An artist cannot stay aloof because his environment will willy-nilly find its way into his painting. An artist can never create anything in a vacuum. The task of an urban artist becomes more complex because architecture intervenes into his dreams and visions. Writes Nirupama Dutt.

chandigarh Updated: Aug 31, 2014 10:34 IST
Nirupama Dutt

An artist cannot stay aloof because his environment will willy-nilly find its way into his painting. An artist can never create anything in a vacuum. The task of an urban artist becomes more complex because architecture intervenes into his dreams and visions.

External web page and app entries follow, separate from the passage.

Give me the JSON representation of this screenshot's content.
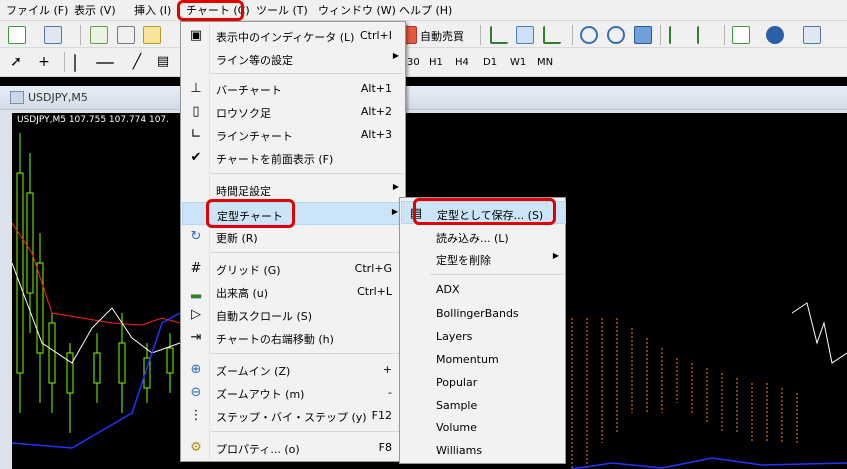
{
  "menubar": {
    "items": [
      "ファイル (F)",
      "表示 (V)",
      "挿入 (I)",
      "チャート (C)",
      "ツール (T)",
      "ウィンドウ (W)",
      "ヘルプ (H)"
    ]
  },
  "toolbar": {
    "auto_trade": "自動売買",
    "timeframes": [
      "30",
      "H1",
      "H4",
      "D1",
      "W1",
      "MN"
    ]
  },
  "chart_window": {
    "title": "USDJPY,M5",
    "info": "USDJPY,M5  107.755 107.774 107."
  },
  "chart_menu": {
    "items": [
      {
        "label": "表示中のインディケータ (L)",
        "shortcut": "Ctrl+I"
      },
      {
        "label": "ライン等の設定",
        "shortcut": ""
      },
      {
        "label": "バーチャート",
        "shortcut": "Alt+1"
      },
      {
        "label": "ロウソク足",
        "shortcut": "Alt+2"
      },
      {
        "label": "ラインチャート",
        "shortcut": "Alt+3"
      },
      {
        "label": "チャートを前面表示 (F)",
        "shortcut": ""
      },
      {
        "label": "時間足設定",
        "shortcut": ""
      },
      {
        "label": "定型チャート",
        "shortcut": ""
      },
      {
        "label": "更新 (R)",
        "shortcut": ""
      },
      {
        "label": "グリッド (G)",
        "shortcut": "Ctrl+G"
      },
      {
        "label": "出来高 (u)",
        "shortcut": "Ctrl+L"
      },
      {
        "label": "自動スクロール (S)",
        "shortcut": ""
      },
      {
        "label": "チャートの右端移動 (h)",
        "shortcut": ""
      },
      {
        "label": "ズームイン (Z)",
        "shortcut": "+"
      },
      {
        "label": "ズームアウト (m)",
        "shortcut": "-"
      },
      {
        "label": "ステップ・バイ・ステップ (y)",
        "shortcut": "F12"
      },
      {
        "label": "プロパティ... (o)",
        "shortcut": "F8"
      }
    ]
  },
  "template_menu": {
    "items": [
      "定型として保存... (S)",
      "読み込み... (L)",
      "定型を削除",
      "ADX",
      "BollingerBands",
      "Layers",
      "Momentum",
      "Popular",
      "Sample",
      "Volume",
      "Williams"
    ]
  }
}
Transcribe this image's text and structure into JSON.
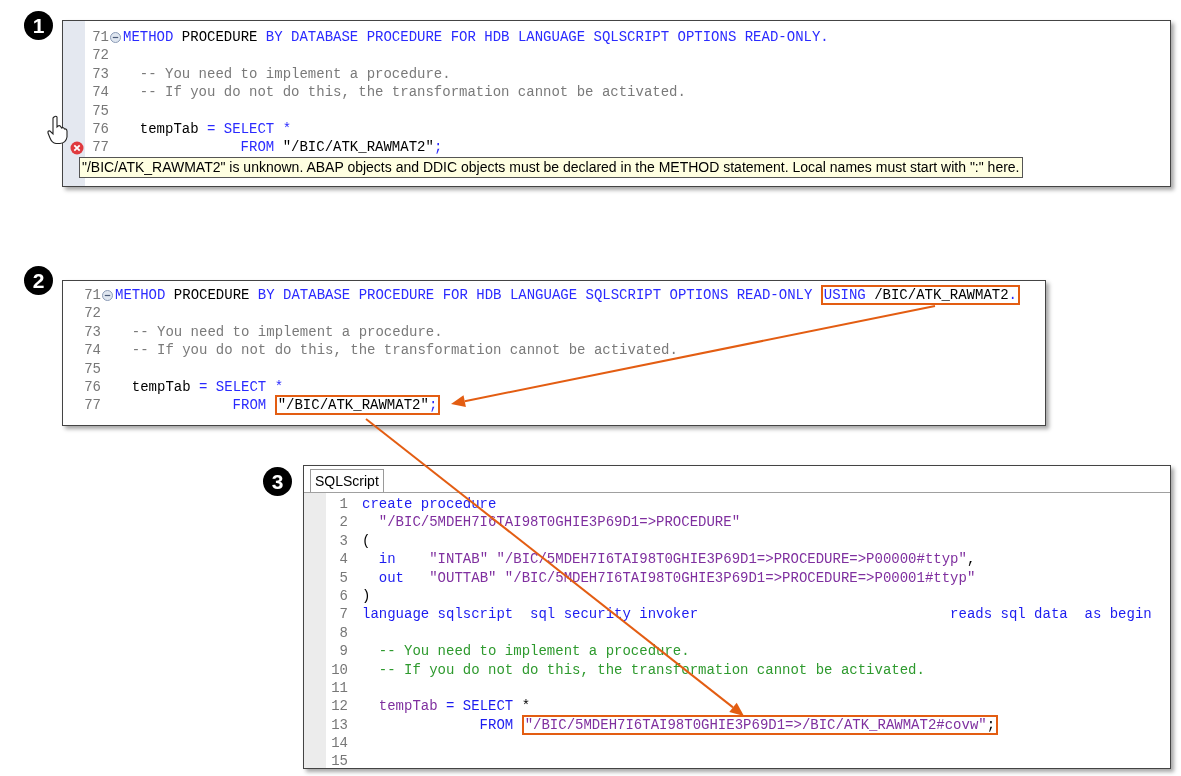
{
  "figures": [
    {
      "badge": "1",
      "kind": "abap",
      "lines": [
        {
          "number": "71",
          "collapsible": true,
          "error": false,
          "tokens": [
            {
              "text": "METHOD",
              "kind": "keyword"
            },
            {
              "text": " PROCEDURE ",
              "kind": "plain"
            },
            {
              "text": "BY DATABASE PROCEDURE FOR HDB LANGUAGE SQLSCRIPT OPTIONS READ-ONLY.",
              "kind": "keyword"
            }
          ]
        },
        {
          "number": "72",
          "collapsible": false,
          "error": false
        },
        {
          "number": "73",
          "collapsible": false,
          "error": false,
          "tokens": [
            {
              "text": "  -- You need to implement a procedure.",
              "kind": "comment"
            }
          ]
        },
        {
          "number": "74",
          "collapsible": false,
          "error": false,
          "tokens": [
            {
              "text": "  -- If you do not do this, the transformation cannot be activated.",
              "kind": "comment"
            }
          ]
        },
        {
          "number": "75",
          "collapsible": false,
          "error": false
        },
        {
          "number": "76",
          "collapsible": false,
          "error": false,
          "tokens": [
            {
              "text": "  tempTab",
              "kind": "plain"
            },
            {
              "text": " = SELECT *",
              "kind": "keyword"
            }
          ]
        },
        {
          "number": "77",
          "collapsible": false,
          "error": true,
          "tokens": [
            {
              "text": "              FROM ",
              "kind": "keyword"
            },
            {
              "text": "\"/BIC/ATK_RAWMAT2\"",
              "kind": "string"
            },
            {
              "text": ";",
              "kind": "keyword"
            }
          ]
        }
      ],
      "tooltip": "\"/BIC/ATK_RAWMAT2\" is unknown. ABAP objects and DDIC objects must be declared in the METHOD statement. Local names must start with \":\" here."
    },
    {
      "badge": "2",
      "kind": "abap",
      "lines": [
        {
          "number": "71",
          "collapsible": true,
          "error": false,
          "tokens": [
            {
              "text": "METHOD",
              "kind": "keyword"
            },
            {
              "text": " PROCEDURE ",
              "kind": "plain"
            },
            {
              "text": "BY DATABASE PROCEDURE FOR HDB LANGUAGE SQLSCRIPT OPTIONS READ-ONLY ",
              "kind": "keyword"
            },
            {
              "text": "USING",
              "kind": "keyword",
              "boxed": true
            },
            {
              "text": " /BIC/ATK_RAWMAT2",
              "kind": "plain",
              "boxed": true
            },
            {
              "text": ".",
              "kind": "keyword",
              "boxed": true
            }
          ]
        },
        {
          "number": "72",
          "collapsible": false,
          "error": false
        },
        {
          "number": "73",
          "collapsible": false,
          "error": false,
          "tokens": [
            {
              "text": "  -- You need to implement a procedure.",
              "kind": "comment"
            }
          ]
        },
        {
          "number": "74",
          "collapsible": false,
          "error": false,
          "tokens": [
            {
              "text": "  -- If you do not do this, the transformation cannot be activated.",
              "kind": "comment"
            }
          ]
        },
        {
          "number": "75",
          "collapsible": false,
          "error": false
        },
        {
          "number": "76",
          "collapsible": false,
          "error": false,
          "tokens": [
            {
              "text": "  tempTab",
              "kind": "plain"
            },
            {
              "text": " = SELECT *",
              "kind": "keyword"
            }
          ]
        },
        {
          "number": "77",
          "collapsible": false,
          "error": false,
          "tokens": [
            {
              "text": "              FROM ",
              "kind": "keyword"
            },
            {
              "text": "\"/BIC/ATK_RAWMAT2\"",
              "kind": "string",
              "boxed": true
            },
            {
              "text": ";",
              "kind": "keyword",
              "boxed": true
            }
          ]
        }
      ]
    },
    {
      "badge": "3",
      "kind": "sqlscript",
      "tab": {
        "label": "SQLScript",
        "selected": true
      },
      "lines": [
        {
          "number": "1",
          "tokens": [
            {
              "text": "create procedure",
              "kind": "keyword"
            }
          ]
        },
        {
          "number": "2",
          "tokens": [
            {
              "text": "  \"/BIC/5MDEH7I6TAI98T0GHIE3P69D1=>PROCEDURE\"",
              "kind": "string"
            }
          ]
        },
        {
          "number": "3",
          "tokens": [
            {
              "text": "(",
              "kind": "plain"
            }
          ]
        },
        {
          "number": "4",
          "tokens": [
            {
              "text": "  in    ",
              "kind": "keyword"
            },
            {
              "text": "\"INTAB\" \"/BIC/5MDEH7I6TAI98T0GHIE3P69D1=>PROCEDURE=>P00000#ttyp\"",
              "kind": "string"
            },
            {
              "text": ",",
              "kind": "plain"
            }
          ]
        },
        {
          "number": "5",
          "tokens": [
            {
              "text": "  out   ",
              "kind": "keyword"
            },
            {
              "text": "\"OUTTAB\" \"/BIC/5MDEH7I6TAI98T0GHIE3P69D1=>PROCEDURE=>P00001#ttyp\"",
              "kind": "string"
            }
          ]
        },
        {
          "number": "6",
          "tokens": [
            {
              "text": ")",
              "kind": "plain"
            }
          ]
        },
        {
          "number": "7",
          "tokens": [
            {
              "text": "language sqlscript  sql security invoker                              reads sql data  as begin",
              "kind": "keyword"
            }
          ]
        },
        {
          "number": "8"
        },
        {
          "number": "9",
          "tokens": [
            {
              "text": "  -- You need to implement a procedure.",
              "kind": "comment"
            }
          ]
        },
        {
          "number": "10",
          "tokens": [
            {
              "text": "  -- If you do not do this, the transformation cannot be activated.",
              "kind": "comment"
            }
          ]
        },
        {
          "number": "11"
        },
        {
          "number": "12",
          "tokens": [
            {
              "text": "  tempTab",
              "kind": "variable"
            },
            {
              "text": " = SELECT",
              "kind": "keyword"
            },
            {
              "text": " *",
              "kind": "plain"
            }
          ]
        },
        {
          "number": "13",
          "tokens": [
            {
              "text": "              FROM ",
              "kind": "keyword"
            },
            {
              "text": "\"/BIC/5MDEH7I6TAI98T0GHIE3P69D1=>/BIC/ATK_RAWMAT2#covw\"",
              "kind": "string",
              "boxed": true
            },
            {
              "text": ";",
              "kind": "plain",
              "boxed": true
            }
          ]
        },
        {
          "number": "14"
        },
        {
          "number": "15"
        }
      ]
    }
  ]
}
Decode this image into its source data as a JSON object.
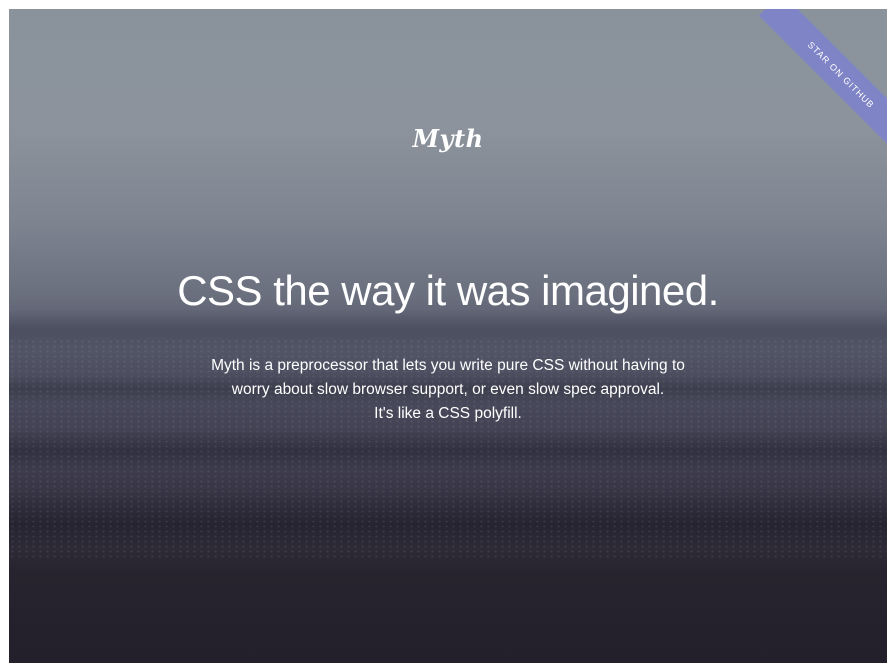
{
  "logo": {
    "text": "Myth"
  },
  "hero": {
    "headline": "CSS the way it was imagined.",
    "description_lines": [
      "Myth is a preprocessor that lets you write pure CSS without having to",
      "worry about slow browser support, or even slow spec approval.",
      "It's like a CSS polyfill."
    ]
  },
  "ribbon": {
    "label": "STAR ON GITHUB",
    "color": "#7f84c6"
  },
  "colors": {
    "sky": "#8a939c",
    "sea_dark": "#221f2c",
    "text": "#ffffff"
  }
}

Domes, arches, minarets, gothic structures, temples and tombs cannot escape his vision especially when we have a great heritage of finely painted cathedrals, mosques, temples, monasteries, bridges and havens.

Cities indeed lend their personality to the art and artists they nurture.

However, walk into Le Corbusier’s Chandigarh and the task of an artist becomes complex, yet interesting.

This is because the artist is confronted with a city that is as architecturally heavy as can be.
Let not an unknowing critic scoff at a city artist’s work by saying: “Oh! What a square?” the reality of an artist here is confrontation day and night with the squares, rectangles, circles and roads cutting in at sharp right angles.

The dominant colours are grey of concrete and red of bricks even if the city was built in the rather picturesque surroundings of the foothills of the Shivaliks.

The buildings are mostly shaped like upturned boxes so there is no escape from the geometric vision and perception.

Such is the way of seeing here unless the artist chooses to run away from the scheme of things to paint a fantasy world or seek recluse in nature untouched by the human hand.

However, the hallmark of much of the art painted by artists who were bequeathed the legacy of Corbusier’s architecture is the inclusion of images of city’s architecture. There is a constant entry of frames and bricks; globe-like lights and manicured lawns into their canvasses. The challenge before the artist is ways of seeing the city and the creative interpretations of its elements in the works of art.

The architecture of the city finds its way most prominently in the works of the city-bred artist Parbhinder Lall.

The quiet and reticent artist who has received many awards and accolades is one of the most representative artists of the city and yet he has the artistic quality to rise above pure architecture and colour with the hues of nature and an emotive hand that can breathe emotions even when he is using primary colours a la Corbusier.

This is because the elements have been internalised by him and when they reappear in his works it is with the warmth of a human hand and a well-developed cultural expression.

“My father was an architect and he would have wanted me to be one too but I was rather poor at science and mathematics so the local College of Art was to be my destiny. Nevertheless, after school I was attached to an architect to learn perspective and technical design. That has played a role in my art but I have never been dominated by it!” says Lall.

In fact, he works freely and briskly sometimes doing four to five paintings at the same time with his favourite medium of acrylic on canvas.

In one of the canvases is sun-lit, the other is rain-bathed and yet another confronts a storm. Nature and urban art come together in rare harmony if Lall is wielding the brush!


(The writer is a prominent art and culture critic.)